  • Anonymous

    I never find winter cycling to be uncomfortable for the cold as long as I’m wearing my warm leather gloves. When it gets down to -20, then I think a balaclava is advisable. But it can be a headache in terms of maintenance. The roads get nasty not just because of snow, but the grit of salt and pebbles that mixes with slush. You can cause some nasty damage to a bike with just one ride on streets with snow and slush if you don’t wash it and relube the chain when you arrive home. A “beater” bike is a good idea if you’re riding a decent commuter bike like a Kona or Giant. We need to push on to achieve practical standards in terms of the toughness of the bikes we choose as Canadians for commuting, and how the city clears roads of snow.

  • http://twitter.com/lavegetaliana Kris

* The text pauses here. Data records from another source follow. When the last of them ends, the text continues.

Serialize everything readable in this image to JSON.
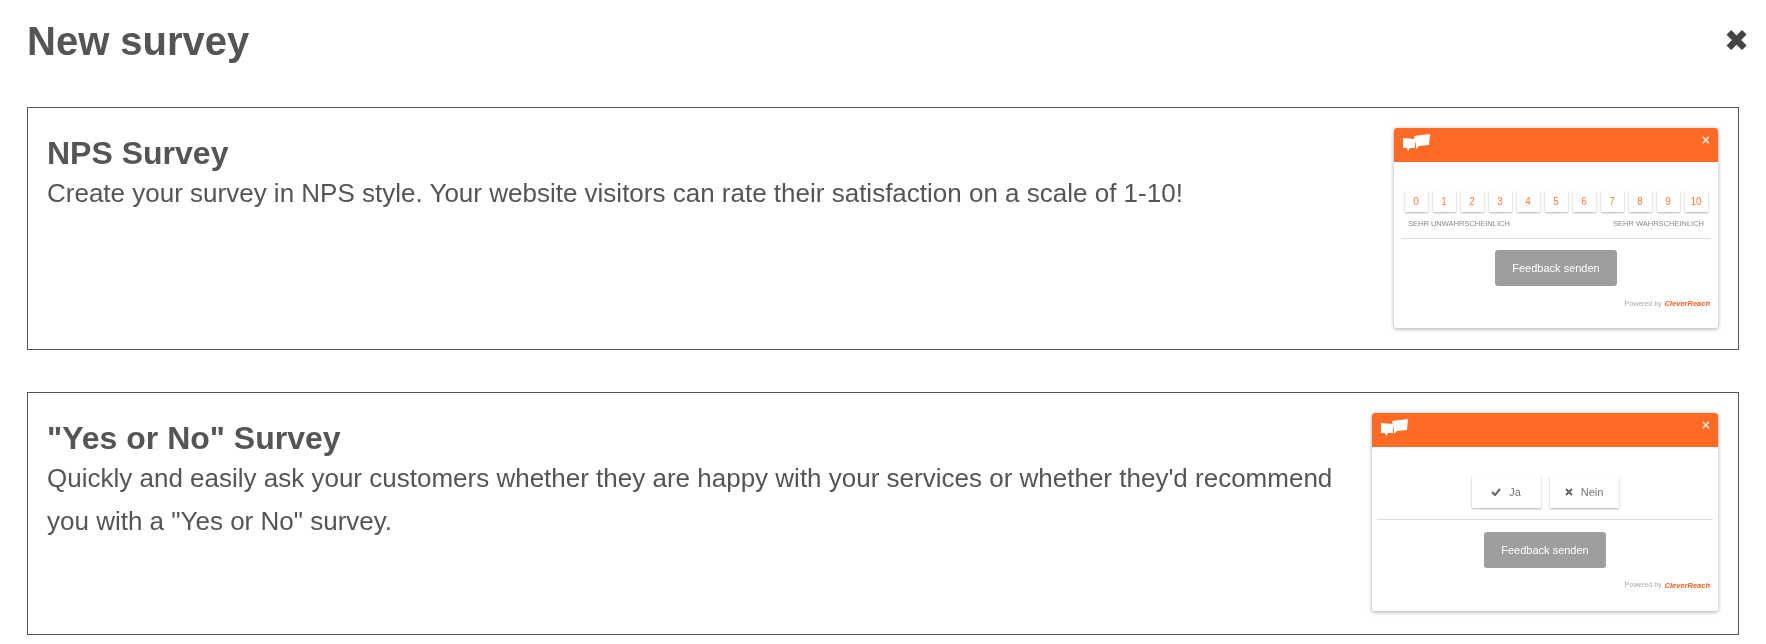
{
  "dialog": {
    "title": "New survey",
    "close": "✖"
  },
  "cards": [
    {
      "kind": "nps",
      "title": "NPS Survey",
      "description": "Create your survey in NPS style. Your website visitors can rate their satisfaction on a scale of 1-10!",
      "preview": {
        "close": "×",
        "scale": [
          "0",
          "1",
          "2",
          "3",
          "4",
          "5",
          "6",
          "7",
          "8",
          "9",
          "10"
        ],
        "low_label": "SEHR UNWAHRSCHEINLICH",
        "high_label": "SEHR WAHRSCHEINLICH",
        "submit": "Feedback senden",
        "powered_by": "Powered by",
        "brand": "CleverReach"
      }
    },
    {
      "kind": "yes_no",
      "title": "\"Yes or No\" Survey",
      "description": "Quickly and easily ask your customers whether they are happy with your services or whether they'd recommend you with a \"Yes or No\" survey.",
      "preview": {
        "close": "×",
        "yes": "Ja",
        "no": "Nein",
        "submit": "Feedback senden",
        "powered_by": "Powered by",
        "brand": "CleverReach"
      }
    }
  ]
}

    This is a wonderful, informative article. Thank you! I’m from Montreal and could never fathom how some Montreal cyclists bike year-round, but I learned first-hand last year that it’s possible in Toronto (I _was_ a hero one night as I biked over ice patches to a poetry slam and wiped out on a side-street [thank goodness] and I know not to be so silly anymore. Also, what magnificent advice about not leaning into turns! Phew! Thank you). I did, however, do some serious harm to my year-round mountain bike. I had to take it into a shop about three times throughout the season, twice of which was because my brakes had locked.

    I moved to Italy for seven months and am moving back to Toronto today, and I will probably bike this bicycle into the ground and go the two-bike route next year. I never realized how much harm winter and salt can do to our precious means of transportation.

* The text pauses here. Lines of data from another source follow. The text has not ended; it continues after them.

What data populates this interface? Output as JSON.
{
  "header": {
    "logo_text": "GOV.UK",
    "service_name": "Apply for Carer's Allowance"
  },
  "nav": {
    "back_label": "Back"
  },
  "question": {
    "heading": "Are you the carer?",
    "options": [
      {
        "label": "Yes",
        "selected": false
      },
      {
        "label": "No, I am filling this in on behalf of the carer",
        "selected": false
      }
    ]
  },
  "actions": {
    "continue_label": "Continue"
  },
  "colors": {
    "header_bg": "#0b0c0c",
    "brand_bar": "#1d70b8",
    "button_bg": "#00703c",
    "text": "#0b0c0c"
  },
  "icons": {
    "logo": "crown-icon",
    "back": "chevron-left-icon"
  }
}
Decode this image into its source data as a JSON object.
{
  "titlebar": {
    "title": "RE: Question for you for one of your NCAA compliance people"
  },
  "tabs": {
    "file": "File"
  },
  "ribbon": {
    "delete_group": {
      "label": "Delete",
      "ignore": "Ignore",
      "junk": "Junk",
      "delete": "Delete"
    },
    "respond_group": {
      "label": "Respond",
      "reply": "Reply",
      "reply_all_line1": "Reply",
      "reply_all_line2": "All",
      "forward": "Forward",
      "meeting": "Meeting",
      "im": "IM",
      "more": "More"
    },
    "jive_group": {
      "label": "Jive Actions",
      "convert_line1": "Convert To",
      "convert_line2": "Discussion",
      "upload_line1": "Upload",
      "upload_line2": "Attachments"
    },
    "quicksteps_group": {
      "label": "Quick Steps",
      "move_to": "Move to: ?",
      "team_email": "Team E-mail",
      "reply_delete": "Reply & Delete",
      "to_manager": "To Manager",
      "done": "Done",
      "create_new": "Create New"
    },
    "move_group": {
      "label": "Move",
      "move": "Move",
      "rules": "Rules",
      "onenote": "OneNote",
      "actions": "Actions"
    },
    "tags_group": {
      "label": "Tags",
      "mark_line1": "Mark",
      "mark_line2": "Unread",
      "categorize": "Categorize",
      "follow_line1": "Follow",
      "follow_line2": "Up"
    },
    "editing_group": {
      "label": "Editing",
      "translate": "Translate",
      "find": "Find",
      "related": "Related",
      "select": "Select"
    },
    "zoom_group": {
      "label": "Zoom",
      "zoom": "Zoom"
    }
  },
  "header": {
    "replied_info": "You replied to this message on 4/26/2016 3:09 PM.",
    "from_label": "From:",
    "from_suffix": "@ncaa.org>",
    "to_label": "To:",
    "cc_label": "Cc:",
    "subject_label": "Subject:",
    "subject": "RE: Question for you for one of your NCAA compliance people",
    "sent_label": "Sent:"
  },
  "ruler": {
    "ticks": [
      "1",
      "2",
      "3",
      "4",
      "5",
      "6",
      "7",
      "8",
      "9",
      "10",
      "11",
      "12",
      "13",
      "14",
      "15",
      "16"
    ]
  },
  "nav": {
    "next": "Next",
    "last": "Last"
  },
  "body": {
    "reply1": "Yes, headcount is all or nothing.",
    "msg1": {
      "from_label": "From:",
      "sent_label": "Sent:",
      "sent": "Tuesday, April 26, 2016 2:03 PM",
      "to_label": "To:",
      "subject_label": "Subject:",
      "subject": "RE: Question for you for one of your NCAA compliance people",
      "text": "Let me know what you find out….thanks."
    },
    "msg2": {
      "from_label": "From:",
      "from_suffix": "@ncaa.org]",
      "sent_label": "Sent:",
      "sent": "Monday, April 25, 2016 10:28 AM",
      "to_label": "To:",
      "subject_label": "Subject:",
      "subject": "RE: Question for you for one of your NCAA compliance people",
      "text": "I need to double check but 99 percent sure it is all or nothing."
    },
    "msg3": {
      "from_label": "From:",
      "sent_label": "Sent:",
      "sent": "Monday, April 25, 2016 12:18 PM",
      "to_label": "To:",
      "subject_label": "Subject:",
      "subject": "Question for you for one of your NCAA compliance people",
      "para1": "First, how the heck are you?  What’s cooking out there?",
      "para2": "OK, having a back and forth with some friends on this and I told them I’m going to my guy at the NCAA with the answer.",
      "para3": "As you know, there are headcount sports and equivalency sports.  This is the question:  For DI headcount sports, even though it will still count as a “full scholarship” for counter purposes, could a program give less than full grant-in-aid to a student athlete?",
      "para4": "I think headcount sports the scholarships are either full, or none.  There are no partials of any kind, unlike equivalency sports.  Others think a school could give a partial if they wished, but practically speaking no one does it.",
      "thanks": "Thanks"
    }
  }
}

    I would like to thank the readers of this article, too, for the very useful comments. I look forward to sharing the road with this group of conscientious and considerate individuals. Safe and pleasant riding, everyone!

  • http://twitter.com/lavegetaliana Kris

    This is a wonderful, informative article. Thank you! I’m from Montreal and could never fathom how some Montreal cyclists bike year-round, but I learned first-hand last year that it’s possible in Toronto (I _was_ a hero one night as I biked over ice patches to a poetry slam and wiped out on a side-street [thank goodness] and I know not to be so silly anymore. Also, what magnificent advice about not leaning into turns! Phew! Thank you). I did, however, do some serious harm to my year-round mountain bike. I had to take it into a shop about three times throughout the season, twice of which was because my brakes had locked.

    I moved to Italy for seven months and am moving back to Toronto today, and I will probably bike this bicycle into the ground and go the two-bike route next year. I never realized how much harm winter and salt can do to our precious means of transportation.

    I would like to thank the readers of this article, too, for the very useful comments. I look forward to sharing the road with this group of conscientious and considerate individuals. Safe and pleasant riding, everyone!

  • Eric Freedburg

    Buy an escooter, easier to ride in snow, easier to dress for cold weather, you can put your feet on the ground without dismounting, better headlights, brake lights, direction lights,fatter tires to handle street car tracks, lots of storage for work clothing, and much much harder to steal. You can ride 50 KM’s round trip even in the cold and not arrive burnt out. Get over the battery, Its the future and a no brainer.

  • http://joeclark.org/weblogs/ Joe Clark

    Icebike mailing list (my creation, over a decade old, a happy ship).